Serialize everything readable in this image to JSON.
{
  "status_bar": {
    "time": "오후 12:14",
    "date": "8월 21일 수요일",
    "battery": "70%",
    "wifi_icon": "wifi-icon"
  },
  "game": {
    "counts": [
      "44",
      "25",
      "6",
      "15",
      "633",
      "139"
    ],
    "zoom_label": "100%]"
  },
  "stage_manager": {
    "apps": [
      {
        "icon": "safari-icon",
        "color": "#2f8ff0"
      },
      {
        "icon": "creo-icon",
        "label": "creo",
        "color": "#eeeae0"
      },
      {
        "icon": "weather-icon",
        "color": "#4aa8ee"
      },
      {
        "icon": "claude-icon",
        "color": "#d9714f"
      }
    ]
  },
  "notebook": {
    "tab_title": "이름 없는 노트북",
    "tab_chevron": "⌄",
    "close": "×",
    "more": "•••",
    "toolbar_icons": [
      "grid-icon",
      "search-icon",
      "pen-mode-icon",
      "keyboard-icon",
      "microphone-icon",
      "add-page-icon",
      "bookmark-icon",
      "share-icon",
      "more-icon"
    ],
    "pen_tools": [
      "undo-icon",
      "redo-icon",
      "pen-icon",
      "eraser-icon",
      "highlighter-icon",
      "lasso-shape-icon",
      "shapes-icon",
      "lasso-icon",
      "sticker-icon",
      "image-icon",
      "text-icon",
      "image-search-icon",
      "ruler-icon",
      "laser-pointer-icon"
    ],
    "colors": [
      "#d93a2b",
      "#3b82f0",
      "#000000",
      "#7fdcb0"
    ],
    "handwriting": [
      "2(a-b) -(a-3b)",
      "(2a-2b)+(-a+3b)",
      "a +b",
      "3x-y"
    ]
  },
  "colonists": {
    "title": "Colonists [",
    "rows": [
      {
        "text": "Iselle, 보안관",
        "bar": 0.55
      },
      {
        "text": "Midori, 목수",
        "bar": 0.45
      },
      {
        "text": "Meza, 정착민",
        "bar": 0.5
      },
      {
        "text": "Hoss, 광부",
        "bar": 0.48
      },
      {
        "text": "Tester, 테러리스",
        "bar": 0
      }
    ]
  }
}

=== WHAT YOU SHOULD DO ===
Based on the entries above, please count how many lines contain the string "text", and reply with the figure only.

=== EXERCISE OUTPUT ===
6